WHAT IS EXPECTED »
From the entries that follow, gather each line holding the word "JSON".

[[ INFORMATION open ]]

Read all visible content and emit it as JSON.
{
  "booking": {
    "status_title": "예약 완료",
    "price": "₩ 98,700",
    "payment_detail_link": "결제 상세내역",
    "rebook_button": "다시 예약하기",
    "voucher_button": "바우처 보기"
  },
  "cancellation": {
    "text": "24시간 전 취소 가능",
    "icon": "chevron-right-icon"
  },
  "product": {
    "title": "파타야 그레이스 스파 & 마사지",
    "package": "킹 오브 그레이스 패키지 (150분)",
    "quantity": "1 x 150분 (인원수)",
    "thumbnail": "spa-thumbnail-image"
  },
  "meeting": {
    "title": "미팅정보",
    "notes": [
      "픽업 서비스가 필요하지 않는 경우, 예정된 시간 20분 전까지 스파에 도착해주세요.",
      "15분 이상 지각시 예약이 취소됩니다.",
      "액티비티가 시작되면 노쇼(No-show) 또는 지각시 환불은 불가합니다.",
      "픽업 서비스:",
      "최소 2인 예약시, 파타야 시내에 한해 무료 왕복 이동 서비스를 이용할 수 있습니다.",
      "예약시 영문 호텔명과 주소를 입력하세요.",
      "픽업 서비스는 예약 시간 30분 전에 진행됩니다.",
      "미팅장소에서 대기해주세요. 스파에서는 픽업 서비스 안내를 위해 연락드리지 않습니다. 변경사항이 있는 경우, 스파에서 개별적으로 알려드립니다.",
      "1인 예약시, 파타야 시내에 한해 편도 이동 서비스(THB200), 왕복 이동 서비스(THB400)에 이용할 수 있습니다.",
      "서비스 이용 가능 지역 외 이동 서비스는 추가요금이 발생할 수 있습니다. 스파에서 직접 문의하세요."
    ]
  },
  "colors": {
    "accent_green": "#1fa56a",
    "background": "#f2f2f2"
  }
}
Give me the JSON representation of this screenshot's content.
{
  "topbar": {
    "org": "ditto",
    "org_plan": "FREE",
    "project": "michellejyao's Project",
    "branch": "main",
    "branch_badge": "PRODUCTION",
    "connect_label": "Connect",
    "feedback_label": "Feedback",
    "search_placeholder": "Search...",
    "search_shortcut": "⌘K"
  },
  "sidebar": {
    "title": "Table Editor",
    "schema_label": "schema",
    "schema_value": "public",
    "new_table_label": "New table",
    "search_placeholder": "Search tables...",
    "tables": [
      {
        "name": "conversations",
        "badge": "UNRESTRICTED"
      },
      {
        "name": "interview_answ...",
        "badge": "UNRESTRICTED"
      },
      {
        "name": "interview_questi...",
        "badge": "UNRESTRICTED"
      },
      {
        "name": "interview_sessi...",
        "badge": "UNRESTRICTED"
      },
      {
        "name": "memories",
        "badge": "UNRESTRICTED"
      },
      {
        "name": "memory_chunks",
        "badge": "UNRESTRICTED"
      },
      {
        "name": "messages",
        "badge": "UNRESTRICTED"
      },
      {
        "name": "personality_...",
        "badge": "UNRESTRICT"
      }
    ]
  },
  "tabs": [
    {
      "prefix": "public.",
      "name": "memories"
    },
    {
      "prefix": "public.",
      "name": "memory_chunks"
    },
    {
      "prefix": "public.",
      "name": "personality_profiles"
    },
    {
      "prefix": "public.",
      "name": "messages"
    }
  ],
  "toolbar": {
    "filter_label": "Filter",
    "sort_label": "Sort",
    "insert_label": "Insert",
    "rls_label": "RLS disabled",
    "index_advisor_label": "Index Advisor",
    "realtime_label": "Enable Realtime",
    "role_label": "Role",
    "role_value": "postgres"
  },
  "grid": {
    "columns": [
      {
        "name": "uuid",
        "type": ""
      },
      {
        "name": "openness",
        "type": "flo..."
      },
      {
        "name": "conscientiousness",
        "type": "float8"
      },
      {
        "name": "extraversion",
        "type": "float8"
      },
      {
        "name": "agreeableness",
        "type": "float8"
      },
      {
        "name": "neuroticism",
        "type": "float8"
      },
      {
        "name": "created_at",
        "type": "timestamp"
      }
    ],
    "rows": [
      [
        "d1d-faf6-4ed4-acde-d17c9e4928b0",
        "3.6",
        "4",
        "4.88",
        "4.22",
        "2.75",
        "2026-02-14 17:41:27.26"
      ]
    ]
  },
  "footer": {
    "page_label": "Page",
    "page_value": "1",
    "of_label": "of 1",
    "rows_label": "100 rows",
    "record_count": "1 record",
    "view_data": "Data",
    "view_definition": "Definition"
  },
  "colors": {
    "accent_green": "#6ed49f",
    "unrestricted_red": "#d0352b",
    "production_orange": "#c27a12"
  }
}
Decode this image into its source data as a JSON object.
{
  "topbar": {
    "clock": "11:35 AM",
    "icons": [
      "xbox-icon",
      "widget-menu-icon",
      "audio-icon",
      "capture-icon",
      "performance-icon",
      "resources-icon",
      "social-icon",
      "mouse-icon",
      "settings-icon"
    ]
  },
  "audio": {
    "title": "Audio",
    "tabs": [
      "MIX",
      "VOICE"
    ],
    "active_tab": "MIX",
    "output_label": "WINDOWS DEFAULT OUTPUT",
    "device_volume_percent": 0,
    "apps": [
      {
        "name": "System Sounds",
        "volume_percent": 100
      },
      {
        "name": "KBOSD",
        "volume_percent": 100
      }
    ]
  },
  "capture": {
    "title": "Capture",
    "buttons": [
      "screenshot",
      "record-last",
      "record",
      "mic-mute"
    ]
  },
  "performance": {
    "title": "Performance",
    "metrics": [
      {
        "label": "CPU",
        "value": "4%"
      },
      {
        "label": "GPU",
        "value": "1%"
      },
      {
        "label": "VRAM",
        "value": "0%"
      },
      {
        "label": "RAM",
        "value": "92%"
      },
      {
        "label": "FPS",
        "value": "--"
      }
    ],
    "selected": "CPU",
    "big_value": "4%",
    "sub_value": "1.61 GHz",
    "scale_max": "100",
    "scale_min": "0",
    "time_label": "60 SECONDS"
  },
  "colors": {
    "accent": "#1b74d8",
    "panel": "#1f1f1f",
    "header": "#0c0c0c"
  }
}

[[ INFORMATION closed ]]

TASK ANSWER »
Read all visible content and emit it as JSON.
Give me the JSON representation of this screenshot's content.
Decode this image into its source data as a JSON object.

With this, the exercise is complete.